Bio-Identical Hormone Therapy

What is menopause?

Menopause is the time in a woman's life when she stops having monthly periods. It is the natural result of the decline of follicles in the ovaries. Hormones like estrogen and progesterone start to change significantly. Menopause usually occurs between the ages of 45 and 55. The average age is 51. Menopause can last from months to years, with the average length is about four years. 



How do I know if I am going through menopause?

The first sign of menopause woman notices is their periods start to change. If you are going through menopause, you might:

●Have periods longer or shorter than usual (For example, every 5 to 6 weeks instead of every 4 weeks)

●Have bleeding that lasts for fewer days

●Skip one or more periods

●Have symptoms of menopause, such as hot flashes or depression (described below)

If your uterus has been removed, but you still have your ovaries, it might be tough to tell when you are going through menopause. Still, women who do not have a uterus can have menopause symptoms. If your ovaries were removed before the usual age of menopause, you had what doctors call "surgical menopause." That means that you went through it early because your ovaries were removed.



What are the common symptoms of menopause?

Women might go through menopause without symptoms. But most have one or more of these symptoms from mild to severe:

Hot flashes – Hot flashes feel like a wave of heat that starts in your chest and face and then moves through your body. Hot flashes usually start happening before you stop having periods. 


Night sweats – When hot flashes happen during sleep, they are called "night sweats." They can make it hard to get a good night's sleep.


Difficulty sleep – During the transition to menopause, some women have trouble falling or staying asleep. This can happen even if night sweats are not a problem.


Vaginal dryness – Menopause can cause the vagina and tissues near the vagina to become dry and thin. This usually starts a few years after menopause. It can be uncomfortable or make sex painful.


Mood change – During the transition to menopause, many women start having symptoms of depression or anxiety. That's especially true for women who have been depressed before. Depression symptoms include: Sadness, losing interest in daily activities, increase or decrease sleep time.

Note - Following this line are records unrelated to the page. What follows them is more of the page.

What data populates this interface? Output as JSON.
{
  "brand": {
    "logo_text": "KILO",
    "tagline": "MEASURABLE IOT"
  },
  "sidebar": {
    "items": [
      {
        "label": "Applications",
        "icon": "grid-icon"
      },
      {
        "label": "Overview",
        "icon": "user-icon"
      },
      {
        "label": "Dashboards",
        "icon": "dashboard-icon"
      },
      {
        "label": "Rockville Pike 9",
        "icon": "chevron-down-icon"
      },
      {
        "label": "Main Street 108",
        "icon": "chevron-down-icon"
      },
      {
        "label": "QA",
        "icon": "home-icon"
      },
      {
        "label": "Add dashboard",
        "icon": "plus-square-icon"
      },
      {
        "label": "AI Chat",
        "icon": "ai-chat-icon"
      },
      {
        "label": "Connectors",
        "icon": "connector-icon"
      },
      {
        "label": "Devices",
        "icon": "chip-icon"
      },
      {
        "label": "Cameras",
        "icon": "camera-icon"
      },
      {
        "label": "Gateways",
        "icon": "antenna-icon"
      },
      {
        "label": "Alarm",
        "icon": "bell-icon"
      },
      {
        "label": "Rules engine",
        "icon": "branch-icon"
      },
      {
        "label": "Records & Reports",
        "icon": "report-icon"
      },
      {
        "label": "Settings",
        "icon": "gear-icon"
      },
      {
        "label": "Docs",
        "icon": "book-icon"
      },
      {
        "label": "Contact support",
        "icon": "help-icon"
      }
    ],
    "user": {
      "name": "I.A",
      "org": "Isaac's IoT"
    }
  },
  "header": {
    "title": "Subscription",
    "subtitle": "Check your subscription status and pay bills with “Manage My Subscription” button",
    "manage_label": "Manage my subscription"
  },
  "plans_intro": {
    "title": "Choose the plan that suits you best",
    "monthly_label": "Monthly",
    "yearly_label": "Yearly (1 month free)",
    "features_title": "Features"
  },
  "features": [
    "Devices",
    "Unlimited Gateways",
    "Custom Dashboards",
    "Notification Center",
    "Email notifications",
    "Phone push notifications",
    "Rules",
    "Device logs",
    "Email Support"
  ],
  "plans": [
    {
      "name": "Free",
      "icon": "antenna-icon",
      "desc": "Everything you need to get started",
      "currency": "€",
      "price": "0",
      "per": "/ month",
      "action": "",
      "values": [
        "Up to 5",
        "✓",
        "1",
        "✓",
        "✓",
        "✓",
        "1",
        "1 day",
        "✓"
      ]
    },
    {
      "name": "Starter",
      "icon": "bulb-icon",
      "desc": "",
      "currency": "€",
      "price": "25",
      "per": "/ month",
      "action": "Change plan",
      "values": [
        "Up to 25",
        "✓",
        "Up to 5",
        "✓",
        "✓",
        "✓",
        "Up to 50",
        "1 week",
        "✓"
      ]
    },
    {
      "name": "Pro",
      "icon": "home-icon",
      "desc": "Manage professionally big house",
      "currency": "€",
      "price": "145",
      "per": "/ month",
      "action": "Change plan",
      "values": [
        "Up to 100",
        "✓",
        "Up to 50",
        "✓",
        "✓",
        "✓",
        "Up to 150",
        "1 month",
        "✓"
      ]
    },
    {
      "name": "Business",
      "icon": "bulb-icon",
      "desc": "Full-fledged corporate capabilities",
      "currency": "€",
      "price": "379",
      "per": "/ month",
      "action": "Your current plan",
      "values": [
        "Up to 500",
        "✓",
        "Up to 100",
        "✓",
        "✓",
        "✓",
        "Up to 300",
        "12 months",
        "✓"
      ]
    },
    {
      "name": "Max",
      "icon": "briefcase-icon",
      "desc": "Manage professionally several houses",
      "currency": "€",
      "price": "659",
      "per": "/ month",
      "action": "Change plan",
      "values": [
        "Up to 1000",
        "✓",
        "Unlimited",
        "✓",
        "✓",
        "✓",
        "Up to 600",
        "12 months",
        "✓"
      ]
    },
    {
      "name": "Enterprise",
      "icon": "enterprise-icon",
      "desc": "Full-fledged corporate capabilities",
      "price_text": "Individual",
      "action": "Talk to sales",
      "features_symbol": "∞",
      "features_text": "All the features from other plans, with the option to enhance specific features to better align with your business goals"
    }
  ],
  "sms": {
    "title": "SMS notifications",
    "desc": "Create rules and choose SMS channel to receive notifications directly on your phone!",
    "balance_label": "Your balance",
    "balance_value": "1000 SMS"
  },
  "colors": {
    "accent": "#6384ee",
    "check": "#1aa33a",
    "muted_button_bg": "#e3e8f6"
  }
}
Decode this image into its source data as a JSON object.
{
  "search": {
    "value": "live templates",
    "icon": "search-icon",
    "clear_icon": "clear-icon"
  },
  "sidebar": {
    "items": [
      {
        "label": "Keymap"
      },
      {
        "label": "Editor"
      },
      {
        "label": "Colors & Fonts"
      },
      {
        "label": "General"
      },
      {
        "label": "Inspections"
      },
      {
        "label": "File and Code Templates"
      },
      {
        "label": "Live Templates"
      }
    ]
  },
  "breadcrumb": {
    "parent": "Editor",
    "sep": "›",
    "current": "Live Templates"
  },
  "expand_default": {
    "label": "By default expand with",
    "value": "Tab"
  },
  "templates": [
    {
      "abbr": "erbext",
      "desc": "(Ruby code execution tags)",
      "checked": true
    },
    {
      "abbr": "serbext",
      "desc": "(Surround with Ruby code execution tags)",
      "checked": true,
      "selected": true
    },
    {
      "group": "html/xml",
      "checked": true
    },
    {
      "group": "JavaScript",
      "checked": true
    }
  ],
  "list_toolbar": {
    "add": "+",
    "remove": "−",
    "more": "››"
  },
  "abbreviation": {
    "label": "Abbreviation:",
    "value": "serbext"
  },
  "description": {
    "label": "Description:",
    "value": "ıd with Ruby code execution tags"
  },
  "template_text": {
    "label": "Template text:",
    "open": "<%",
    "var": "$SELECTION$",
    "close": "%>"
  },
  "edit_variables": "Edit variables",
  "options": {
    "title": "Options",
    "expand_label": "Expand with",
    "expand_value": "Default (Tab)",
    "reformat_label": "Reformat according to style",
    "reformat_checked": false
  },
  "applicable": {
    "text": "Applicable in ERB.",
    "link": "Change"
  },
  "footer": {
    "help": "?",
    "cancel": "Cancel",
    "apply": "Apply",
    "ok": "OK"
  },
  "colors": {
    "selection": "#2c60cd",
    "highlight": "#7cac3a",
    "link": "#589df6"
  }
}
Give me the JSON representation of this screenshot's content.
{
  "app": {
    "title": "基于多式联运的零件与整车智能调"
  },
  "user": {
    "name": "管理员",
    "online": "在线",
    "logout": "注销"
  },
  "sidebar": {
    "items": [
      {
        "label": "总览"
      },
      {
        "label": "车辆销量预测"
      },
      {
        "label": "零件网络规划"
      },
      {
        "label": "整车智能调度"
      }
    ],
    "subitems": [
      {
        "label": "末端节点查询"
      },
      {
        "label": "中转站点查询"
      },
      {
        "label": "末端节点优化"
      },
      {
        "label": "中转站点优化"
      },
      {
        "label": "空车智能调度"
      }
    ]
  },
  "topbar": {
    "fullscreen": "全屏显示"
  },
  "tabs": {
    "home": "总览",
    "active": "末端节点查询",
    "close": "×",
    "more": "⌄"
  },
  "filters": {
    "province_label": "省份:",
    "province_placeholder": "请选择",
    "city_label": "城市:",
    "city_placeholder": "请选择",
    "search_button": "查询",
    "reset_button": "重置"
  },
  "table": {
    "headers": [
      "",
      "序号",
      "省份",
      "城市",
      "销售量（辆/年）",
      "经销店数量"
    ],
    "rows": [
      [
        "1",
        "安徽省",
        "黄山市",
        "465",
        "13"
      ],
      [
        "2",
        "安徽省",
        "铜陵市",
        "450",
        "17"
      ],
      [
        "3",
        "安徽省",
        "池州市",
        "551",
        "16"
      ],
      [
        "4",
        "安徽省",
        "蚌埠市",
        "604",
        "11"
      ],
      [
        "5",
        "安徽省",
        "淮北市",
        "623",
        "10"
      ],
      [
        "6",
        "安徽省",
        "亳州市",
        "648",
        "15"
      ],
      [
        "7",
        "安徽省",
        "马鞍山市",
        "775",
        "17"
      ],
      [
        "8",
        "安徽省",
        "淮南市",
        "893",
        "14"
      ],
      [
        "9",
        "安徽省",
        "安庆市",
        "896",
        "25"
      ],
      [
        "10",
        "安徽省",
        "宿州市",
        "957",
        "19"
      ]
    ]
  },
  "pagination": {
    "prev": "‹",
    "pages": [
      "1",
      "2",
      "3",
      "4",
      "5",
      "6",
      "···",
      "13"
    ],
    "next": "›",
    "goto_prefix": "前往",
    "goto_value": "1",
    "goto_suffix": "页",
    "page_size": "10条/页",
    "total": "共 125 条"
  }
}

Having difficulty concentrating or remembering things – This might be caused by a lack of sleep that often happens at menopause, or by the a lack of estrogen. Some experts suspect that estrogen is important for good brain function.


However, do I need to see a provider?

If your periods start changing and you are 45 or older, you might not need to see a provider. But if your symptoms are bothering you significantly, seeking medical care would be indicated. 

You might need to see a provider if you:

  • Have your period more often than every 3 weeks
  • Have very heavy bleeding during your period
  • Have spotting between your periods
  • Have been through menopause (have gone 12 months without a period) and start bleeding again, even if it's just a spot of blood


Is there a test for menopause?

Some common serum tests like estrogen, progesterone, FSH, LH, and TSH might reflect the transition of menopause. However, they are more indicated if women who are too young to be in menopause or with other medical conditions. Discuss with Dr. Zi for an evaluation based on your need and concern. 


How are the symptoms of menopause treated?

Some treatments can help relieve symptoms.

Treatments for hot flashes include:

Hormones (estrogen) 

The hormone estrogen is the most effective treatment for menopause symptoms. Most women need to take estrogen with another hormone, called progesterone. Women who have had a hysterectomy (surgery to remove the uterus) can take estrogen by itself. Experts think these hormones are effective and safe for many women in their 40s and 50s with symptoms of menopause. If this is your preference, ask a provider if it is indicated for you. You should not take hormones if you have a history of breast cancer, a heart attack, a stroke, or a blood clot.


Anti-seizure medicine 


Treatments for vaginal dryness include:

Topical(vaginal) estrogen 

This is an option for women who have vaginal dryness without other symptoms of menopause. Vaginal estrogen is any form of estrogen that goes directly into the vagina. It comes in creams, tablets, or a flexible ring. Vaginal estrogen comes in small doses that don't increase the estrogen levels in other parts of the body very much.

Other medicines like Ospemifene and Prasterone


What are Bio-Identical Hormones?

"Bio-Identical" refers to a hormone with the same molecular/chemical structure as a hormone that is endogenously produced in the human body. 


What can I do to protect my bones?

You can:

●Take calcium and vitamin D dietary supplements. 

●Be physically active (Exercise helps keep bones maintain their strength). 

●Maybe you are indicated for bone density tests. 


(Information Source: UpToDate: Treatment of menopausal symptoms with hormone therapy)